“People are selling cars sooner just to get new features,” said Kurt Shuler, vice president of marketing at Arteris. “That requires much more flexibility in hardware and software. This used to be a waterfall development process, where you went from one design process to the next. That’s starting to change everywhere.”
Different packaging options
One related change is in the packaging, and this is happening across high-volume mobile markets as well as vertical markets. Big processor companies such as IBM and Intel, as well as a number of networking chip companies, all publicly have embraced 2.5D packaging as a way of modularizing and re-using design components. Even Apple reportedly is using a fan-out package for its next-generation iPhone, and AMD has been selling a 2.5D graphics chip since last year.
But this will take time to catch on beyond early adopters in price-insensitive markets. “What we’re finding is that customers don’t want to take on too many new things at once,” said Mike Gianfagna, vice president of marketing at eSilicon. “So they may move to 2.5D using an interposer, or they’ll do monolithic cores on a substrate. They might try one new thing, but they’re not going to do them all. So they might use a different packaging strategy or they might decide to use multiple cores on a single chip. But throwing in everything at once is too risky.”
Gianfagna noted that one of the big drivers for this change in the high-volume markets is that the 28nm design flow isn’t working for 16/14nm. “Verifying 2.5D is not all that complex,” he said. “But if you’re doing 16nm chips—and we’re working on those now—it requires substantially more resources. Those are larger and more complex designs. You’ve got double and triple patterning, timing closure issues, different parasitic effects.”

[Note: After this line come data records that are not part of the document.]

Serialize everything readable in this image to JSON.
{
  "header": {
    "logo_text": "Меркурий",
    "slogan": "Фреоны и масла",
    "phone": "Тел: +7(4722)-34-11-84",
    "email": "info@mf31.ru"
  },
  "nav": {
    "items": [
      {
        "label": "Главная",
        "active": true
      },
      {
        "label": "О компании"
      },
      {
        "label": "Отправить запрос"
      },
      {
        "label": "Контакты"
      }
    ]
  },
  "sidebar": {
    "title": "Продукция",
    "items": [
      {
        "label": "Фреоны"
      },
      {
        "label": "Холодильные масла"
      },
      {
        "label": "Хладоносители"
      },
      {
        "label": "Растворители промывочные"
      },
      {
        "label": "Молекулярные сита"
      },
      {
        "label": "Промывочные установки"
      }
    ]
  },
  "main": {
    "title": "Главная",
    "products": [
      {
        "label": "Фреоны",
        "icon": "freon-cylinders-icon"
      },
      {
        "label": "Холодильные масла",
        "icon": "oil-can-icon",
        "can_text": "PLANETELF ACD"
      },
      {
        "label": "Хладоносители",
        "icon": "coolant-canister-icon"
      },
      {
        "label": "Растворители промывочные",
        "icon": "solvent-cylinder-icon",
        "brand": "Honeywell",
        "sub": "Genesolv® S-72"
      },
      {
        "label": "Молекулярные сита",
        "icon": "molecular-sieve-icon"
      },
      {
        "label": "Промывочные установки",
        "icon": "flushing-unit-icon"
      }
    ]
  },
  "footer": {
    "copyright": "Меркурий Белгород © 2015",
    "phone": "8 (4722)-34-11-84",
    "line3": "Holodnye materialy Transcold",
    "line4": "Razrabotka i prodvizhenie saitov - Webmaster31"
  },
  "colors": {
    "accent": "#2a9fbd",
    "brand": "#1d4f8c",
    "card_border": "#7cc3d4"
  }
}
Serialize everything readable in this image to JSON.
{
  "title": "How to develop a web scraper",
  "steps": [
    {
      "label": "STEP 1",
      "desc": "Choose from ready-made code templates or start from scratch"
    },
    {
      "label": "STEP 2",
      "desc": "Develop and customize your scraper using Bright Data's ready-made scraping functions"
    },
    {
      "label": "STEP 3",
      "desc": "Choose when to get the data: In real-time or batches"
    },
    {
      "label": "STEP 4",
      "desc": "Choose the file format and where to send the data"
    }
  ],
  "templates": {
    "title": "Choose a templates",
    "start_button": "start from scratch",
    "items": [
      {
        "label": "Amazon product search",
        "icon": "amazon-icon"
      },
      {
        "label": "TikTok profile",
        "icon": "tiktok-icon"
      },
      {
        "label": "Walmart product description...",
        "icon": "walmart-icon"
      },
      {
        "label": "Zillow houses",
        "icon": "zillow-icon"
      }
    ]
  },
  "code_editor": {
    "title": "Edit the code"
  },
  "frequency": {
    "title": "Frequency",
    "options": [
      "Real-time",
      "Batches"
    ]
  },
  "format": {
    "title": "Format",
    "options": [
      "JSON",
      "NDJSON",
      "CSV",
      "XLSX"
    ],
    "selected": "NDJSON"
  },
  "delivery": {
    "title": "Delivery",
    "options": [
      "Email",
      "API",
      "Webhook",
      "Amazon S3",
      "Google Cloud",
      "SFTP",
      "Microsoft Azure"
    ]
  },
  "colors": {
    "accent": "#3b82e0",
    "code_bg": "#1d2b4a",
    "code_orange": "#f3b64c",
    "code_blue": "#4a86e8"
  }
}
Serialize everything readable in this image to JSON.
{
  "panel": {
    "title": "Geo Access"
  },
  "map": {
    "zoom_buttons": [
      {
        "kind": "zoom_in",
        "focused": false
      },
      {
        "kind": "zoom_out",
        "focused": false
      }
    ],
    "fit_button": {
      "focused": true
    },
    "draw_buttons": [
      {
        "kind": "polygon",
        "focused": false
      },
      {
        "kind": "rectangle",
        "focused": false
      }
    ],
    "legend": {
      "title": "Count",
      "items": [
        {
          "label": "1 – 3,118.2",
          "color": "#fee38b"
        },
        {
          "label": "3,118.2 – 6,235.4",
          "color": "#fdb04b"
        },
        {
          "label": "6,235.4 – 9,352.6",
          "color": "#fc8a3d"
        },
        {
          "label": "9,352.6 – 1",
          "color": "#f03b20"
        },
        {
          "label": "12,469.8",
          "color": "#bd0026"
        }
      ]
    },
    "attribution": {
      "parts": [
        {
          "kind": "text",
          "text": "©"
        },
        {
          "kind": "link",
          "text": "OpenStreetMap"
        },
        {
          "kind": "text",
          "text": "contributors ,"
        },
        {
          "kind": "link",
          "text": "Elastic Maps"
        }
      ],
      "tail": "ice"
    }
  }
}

Marvell has taken a different slant on this problem, developing its own serial interconnect and software and providing customers with a menu of modular chips (MoChi’s) that can be customized quickly for various vertical markets, including those where semi-custom chips will be sold in lower volumes.
“The challenge was to make the serial IP robust enough that it could support different MoChi’s in the same package or across a PCB in two chips,” said Wu. “The software is related, but the underlying physical IP is transparent to the software. The MoChi’s are connected at the bus level. So to make the system work, you have a northbridge (CPU communication) and several southbridges (I/O).”
He noted this will work in 2.5D through an interposer, or in a fan-out package.
Targeted solutions, with semiconductors as the core components, will continue to enable more vertical markets as the economic and time-to-market equations shift. Massive changes are underway across many market segments, and they will drive sales for existing chipmakers, tools companies, packaging houses and foundries, as every facet of the industry begins to adapt to new opportunities.
However, this isn’t entirely a big chipmaker’s game anymore. The price of entry is no longer based on the ability to develop a finFET at 16/14nm. Increasingly, it will include the ability to leverage market expertise and knowledge about specific vertical needs, using pre-developed subsystems or platforms, new ways to put them together, and perhaps even the most advanced tools will be delivered as a service. Shrinking features and cramming everything onto a single die is one strategy, but it’s no longer the only one. And that will become increasingly clear as new market solutions are developed faster than ever before.